REQUIRED ACTION:
Check each line below for the word "monitor", and copy those that have it.

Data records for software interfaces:

***

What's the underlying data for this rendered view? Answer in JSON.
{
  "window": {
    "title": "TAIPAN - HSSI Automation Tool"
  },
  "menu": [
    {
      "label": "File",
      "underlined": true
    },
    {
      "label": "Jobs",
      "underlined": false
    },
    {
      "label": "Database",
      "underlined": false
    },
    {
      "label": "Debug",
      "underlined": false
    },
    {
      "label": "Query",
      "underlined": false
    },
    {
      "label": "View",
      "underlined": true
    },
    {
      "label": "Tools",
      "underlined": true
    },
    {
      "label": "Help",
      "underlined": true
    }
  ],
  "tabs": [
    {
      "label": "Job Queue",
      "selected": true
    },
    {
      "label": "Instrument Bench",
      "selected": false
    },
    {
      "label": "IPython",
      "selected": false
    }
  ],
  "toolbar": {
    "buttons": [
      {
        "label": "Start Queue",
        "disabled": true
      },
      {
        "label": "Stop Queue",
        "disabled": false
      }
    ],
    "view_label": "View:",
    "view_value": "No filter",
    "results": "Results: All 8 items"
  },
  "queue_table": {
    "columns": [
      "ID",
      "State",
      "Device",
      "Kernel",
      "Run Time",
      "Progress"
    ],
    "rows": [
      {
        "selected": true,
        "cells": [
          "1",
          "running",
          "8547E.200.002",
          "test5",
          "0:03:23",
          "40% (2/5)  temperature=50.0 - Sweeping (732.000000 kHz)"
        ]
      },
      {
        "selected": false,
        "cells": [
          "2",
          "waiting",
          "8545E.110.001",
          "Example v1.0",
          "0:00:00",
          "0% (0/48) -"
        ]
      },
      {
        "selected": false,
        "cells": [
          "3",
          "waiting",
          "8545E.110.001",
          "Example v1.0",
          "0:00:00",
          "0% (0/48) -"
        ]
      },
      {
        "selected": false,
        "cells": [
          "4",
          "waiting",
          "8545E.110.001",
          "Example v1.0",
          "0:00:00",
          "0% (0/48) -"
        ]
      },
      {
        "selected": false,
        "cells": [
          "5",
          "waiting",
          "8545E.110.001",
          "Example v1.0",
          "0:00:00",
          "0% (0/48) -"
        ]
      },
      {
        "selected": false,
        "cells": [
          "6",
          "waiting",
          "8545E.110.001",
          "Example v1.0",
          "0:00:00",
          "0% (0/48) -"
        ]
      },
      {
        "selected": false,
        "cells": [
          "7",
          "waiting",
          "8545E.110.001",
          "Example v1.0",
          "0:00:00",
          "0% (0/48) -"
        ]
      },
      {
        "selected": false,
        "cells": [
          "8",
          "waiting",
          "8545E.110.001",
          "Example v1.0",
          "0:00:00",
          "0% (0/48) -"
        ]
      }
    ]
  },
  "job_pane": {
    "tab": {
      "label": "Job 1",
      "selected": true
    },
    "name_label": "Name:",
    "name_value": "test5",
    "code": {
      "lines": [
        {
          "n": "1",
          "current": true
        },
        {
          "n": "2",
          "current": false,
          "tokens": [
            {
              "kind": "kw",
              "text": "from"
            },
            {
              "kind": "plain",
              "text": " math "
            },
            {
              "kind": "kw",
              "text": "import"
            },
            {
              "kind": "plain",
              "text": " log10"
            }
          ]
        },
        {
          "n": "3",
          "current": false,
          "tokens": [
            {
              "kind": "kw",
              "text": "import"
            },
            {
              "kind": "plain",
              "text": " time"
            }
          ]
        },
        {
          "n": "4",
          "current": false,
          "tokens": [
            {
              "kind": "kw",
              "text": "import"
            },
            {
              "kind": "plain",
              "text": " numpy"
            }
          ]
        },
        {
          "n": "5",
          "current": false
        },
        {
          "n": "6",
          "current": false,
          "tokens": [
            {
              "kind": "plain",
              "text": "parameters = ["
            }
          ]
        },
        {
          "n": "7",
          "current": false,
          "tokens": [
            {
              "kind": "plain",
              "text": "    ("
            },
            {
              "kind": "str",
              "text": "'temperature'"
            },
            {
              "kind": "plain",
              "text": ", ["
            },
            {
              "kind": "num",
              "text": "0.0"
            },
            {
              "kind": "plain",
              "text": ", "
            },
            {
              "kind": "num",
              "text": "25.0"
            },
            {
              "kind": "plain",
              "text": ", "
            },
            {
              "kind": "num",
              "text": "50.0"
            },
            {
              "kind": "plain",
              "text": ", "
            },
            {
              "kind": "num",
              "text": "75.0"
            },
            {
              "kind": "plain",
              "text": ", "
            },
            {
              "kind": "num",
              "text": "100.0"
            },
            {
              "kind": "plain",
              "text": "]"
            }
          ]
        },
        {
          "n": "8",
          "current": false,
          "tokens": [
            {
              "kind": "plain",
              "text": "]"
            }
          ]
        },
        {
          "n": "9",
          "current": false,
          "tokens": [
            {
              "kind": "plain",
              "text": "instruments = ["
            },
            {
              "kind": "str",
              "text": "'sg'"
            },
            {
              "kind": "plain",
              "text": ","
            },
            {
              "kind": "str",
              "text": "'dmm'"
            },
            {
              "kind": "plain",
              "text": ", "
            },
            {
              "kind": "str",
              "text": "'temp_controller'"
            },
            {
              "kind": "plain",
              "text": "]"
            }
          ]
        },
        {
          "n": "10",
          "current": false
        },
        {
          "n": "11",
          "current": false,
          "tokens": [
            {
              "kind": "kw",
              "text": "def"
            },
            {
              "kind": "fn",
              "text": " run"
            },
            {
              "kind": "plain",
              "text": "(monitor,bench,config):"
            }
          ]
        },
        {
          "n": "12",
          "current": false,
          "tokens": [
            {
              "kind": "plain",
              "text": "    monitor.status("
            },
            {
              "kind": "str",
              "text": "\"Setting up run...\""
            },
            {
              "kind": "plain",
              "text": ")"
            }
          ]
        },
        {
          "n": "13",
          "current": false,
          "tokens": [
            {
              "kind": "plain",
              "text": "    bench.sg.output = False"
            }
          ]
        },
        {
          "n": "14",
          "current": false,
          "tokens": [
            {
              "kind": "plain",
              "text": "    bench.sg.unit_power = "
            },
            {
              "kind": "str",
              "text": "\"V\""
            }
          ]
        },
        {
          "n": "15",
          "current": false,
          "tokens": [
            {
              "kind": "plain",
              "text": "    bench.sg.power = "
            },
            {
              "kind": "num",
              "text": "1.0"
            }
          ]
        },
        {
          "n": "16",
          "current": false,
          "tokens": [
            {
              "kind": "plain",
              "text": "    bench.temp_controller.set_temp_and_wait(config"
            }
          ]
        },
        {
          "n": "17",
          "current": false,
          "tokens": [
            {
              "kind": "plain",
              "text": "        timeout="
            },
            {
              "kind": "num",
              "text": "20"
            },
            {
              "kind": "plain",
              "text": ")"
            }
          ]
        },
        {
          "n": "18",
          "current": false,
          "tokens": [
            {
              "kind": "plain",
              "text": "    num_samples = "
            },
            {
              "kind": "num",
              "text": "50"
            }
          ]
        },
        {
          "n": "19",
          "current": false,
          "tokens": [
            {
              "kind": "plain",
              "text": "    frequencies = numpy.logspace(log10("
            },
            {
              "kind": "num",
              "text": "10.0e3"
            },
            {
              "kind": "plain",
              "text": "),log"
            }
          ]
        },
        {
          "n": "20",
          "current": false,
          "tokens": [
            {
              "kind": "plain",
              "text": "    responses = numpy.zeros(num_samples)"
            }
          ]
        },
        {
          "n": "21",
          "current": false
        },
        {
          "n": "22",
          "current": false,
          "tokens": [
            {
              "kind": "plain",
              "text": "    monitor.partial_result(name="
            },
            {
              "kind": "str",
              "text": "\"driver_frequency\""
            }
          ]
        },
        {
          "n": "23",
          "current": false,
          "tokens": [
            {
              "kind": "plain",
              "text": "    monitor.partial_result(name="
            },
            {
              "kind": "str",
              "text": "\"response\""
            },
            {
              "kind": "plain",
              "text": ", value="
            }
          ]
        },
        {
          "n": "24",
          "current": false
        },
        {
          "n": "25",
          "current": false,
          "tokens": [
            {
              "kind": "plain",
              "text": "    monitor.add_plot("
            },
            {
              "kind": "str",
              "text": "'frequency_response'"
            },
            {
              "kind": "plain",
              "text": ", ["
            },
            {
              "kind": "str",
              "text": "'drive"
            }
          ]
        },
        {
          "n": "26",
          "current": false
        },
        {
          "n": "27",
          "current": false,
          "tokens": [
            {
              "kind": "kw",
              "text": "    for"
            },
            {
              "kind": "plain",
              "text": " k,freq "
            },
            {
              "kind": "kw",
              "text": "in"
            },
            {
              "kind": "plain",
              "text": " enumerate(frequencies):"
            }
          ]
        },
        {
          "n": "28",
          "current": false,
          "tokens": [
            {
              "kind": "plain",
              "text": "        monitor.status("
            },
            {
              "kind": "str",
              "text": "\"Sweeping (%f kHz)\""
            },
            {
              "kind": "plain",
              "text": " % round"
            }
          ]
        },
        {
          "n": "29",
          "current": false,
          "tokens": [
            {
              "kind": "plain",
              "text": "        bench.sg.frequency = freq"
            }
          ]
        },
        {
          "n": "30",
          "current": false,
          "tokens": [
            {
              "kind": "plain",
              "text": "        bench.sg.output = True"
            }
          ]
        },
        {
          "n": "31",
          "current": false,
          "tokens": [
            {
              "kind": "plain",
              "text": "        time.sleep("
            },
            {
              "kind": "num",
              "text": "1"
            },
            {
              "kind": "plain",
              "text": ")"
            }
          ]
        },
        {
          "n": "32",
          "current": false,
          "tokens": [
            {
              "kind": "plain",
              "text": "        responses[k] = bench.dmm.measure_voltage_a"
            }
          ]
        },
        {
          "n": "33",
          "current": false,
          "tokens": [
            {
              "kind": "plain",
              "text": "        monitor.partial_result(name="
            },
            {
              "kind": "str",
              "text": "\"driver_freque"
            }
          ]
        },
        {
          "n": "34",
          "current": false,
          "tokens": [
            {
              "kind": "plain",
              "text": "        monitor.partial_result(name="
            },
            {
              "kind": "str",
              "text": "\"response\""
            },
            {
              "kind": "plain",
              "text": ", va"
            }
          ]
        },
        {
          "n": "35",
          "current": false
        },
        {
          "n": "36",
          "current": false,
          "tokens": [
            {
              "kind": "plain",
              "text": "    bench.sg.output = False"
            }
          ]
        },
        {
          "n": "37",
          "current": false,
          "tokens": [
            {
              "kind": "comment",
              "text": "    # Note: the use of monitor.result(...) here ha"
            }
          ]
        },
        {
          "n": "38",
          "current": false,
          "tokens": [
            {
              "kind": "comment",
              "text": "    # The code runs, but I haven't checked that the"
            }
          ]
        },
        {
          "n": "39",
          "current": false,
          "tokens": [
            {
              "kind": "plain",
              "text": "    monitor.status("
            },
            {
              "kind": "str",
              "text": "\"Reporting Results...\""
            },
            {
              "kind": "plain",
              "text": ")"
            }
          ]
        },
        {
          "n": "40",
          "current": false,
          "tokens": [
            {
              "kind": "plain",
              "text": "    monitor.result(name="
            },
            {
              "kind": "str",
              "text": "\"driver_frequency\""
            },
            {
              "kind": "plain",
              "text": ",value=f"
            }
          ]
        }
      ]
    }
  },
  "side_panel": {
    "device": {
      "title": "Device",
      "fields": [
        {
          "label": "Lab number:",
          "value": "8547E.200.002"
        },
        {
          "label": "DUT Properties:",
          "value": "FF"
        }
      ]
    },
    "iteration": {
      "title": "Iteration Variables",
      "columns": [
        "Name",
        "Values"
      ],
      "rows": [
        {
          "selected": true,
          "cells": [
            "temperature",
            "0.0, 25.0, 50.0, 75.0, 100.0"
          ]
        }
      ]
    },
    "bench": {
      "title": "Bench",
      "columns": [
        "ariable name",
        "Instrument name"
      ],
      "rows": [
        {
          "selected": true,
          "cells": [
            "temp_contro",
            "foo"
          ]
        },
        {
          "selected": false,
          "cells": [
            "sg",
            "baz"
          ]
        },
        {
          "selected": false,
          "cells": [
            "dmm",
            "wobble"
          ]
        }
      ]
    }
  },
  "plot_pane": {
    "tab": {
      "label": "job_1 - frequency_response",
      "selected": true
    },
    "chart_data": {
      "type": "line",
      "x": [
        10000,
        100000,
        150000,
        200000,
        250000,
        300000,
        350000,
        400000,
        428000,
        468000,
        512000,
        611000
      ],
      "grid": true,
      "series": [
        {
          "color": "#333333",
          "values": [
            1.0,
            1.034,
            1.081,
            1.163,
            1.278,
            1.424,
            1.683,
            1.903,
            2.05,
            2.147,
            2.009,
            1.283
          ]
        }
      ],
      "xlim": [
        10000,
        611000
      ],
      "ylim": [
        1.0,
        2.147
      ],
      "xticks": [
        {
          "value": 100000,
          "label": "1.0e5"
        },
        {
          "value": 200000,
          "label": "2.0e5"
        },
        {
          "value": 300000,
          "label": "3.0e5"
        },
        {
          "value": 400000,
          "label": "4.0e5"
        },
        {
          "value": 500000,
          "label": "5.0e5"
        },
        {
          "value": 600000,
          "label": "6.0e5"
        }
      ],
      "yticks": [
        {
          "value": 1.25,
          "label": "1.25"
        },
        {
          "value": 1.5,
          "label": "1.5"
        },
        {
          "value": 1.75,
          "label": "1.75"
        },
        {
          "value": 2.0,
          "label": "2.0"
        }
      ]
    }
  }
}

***

EXERCISE SOLUTION:
              "text": "(monitor,bench,config):"
              "text": "    monitor.status("
              "text": "    monitor.partial_result(name="
              "text": "    monitor.partial_result(name="
              "text": "    monitor.add_plot("
              "text": "        monitor.status("
              "text": "        monitor.partial_result(name="
              "text": "        monitor.partial_result(name="
              "text": "    # Note: the use of monitor.result(...) here ha"
              "text": "    monitor.status("
              "text": "    monitor.result(name="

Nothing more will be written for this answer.